Copy all lines in the data that contain the string "entries".

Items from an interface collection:
****************************************

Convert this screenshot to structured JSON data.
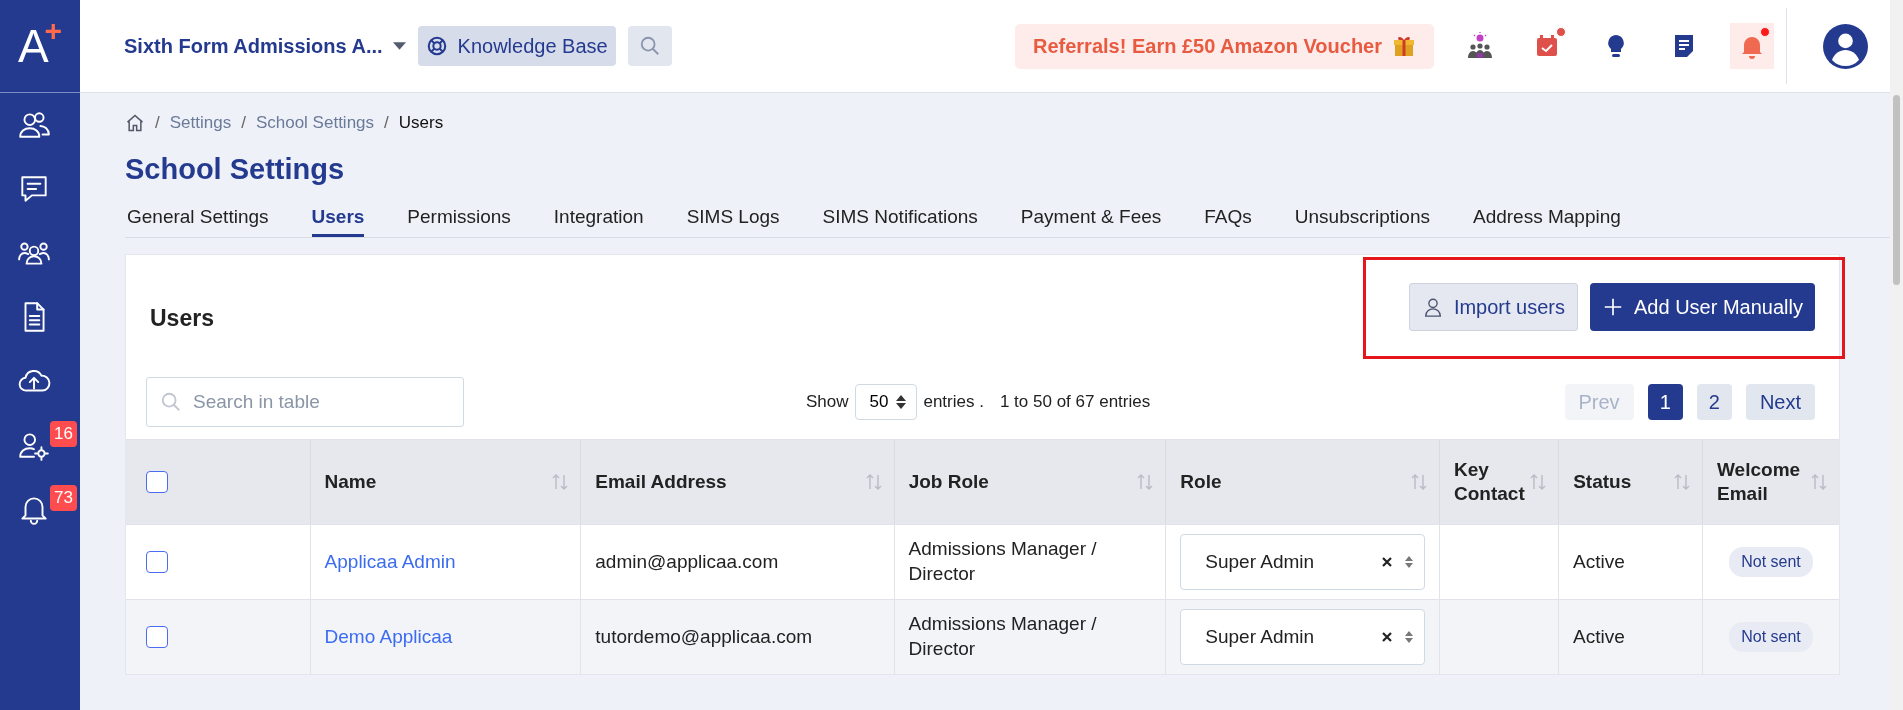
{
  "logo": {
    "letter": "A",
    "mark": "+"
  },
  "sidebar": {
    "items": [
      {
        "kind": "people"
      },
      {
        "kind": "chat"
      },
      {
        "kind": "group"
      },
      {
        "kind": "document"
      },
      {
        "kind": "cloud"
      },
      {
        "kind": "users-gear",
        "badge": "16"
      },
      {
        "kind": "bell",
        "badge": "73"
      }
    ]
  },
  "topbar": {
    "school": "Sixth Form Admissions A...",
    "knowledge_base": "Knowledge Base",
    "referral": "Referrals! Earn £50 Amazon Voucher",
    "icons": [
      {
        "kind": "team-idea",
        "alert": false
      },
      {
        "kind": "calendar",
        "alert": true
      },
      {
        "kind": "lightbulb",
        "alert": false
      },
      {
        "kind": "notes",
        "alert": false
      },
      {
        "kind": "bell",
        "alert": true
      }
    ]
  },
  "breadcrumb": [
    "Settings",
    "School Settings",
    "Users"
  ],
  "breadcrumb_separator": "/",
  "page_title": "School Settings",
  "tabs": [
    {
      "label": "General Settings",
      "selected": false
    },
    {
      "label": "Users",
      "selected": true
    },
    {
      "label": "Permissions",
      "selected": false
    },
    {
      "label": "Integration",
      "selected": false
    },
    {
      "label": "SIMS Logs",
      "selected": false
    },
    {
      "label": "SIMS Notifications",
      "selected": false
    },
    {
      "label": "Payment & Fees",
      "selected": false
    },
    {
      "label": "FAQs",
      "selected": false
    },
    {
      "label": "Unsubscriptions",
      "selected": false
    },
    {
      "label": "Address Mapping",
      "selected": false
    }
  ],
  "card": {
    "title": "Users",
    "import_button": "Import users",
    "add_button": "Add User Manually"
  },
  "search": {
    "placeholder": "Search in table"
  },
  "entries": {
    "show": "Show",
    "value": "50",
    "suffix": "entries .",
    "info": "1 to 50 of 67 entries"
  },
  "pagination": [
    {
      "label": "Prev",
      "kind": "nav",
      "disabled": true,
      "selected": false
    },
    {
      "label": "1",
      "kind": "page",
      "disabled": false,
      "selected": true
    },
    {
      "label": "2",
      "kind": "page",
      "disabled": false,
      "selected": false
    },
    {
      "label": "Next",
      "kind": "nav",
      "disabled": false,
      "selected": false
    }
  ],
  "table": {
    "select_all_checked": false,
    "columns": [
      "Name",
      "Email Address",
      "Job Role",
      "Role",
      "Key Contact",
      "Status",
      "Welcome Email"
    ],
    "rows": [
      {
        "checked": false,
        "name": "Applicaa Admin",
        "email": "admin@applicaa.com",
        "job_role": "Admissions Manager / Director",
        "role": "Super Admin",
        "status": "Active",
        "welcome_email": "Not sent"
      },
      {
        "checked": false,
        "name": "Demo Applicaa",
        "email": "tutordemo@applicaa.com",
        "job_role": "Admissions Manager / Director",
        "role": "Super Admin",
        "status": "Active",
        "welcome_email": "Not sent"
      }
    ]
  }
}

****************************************

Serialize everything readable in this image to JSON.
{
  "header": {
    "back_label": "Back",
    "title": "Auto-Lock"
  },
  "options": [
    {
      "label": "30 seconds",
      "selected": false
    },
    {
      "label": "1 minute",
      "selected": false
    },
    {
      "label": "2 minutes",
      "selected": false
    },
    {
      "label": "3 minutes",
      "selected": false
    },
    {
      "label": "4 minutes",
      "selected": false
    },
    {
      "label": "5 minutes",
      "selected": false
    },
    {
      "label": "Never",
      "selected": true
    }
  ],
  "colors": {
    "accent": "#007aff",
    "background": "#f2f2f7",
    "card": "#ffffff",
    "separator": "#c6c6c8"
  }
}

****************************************

REPLY:
  "entries": {
    "suffix": "entries .",
    "info": "1 to 50 of 67 entries"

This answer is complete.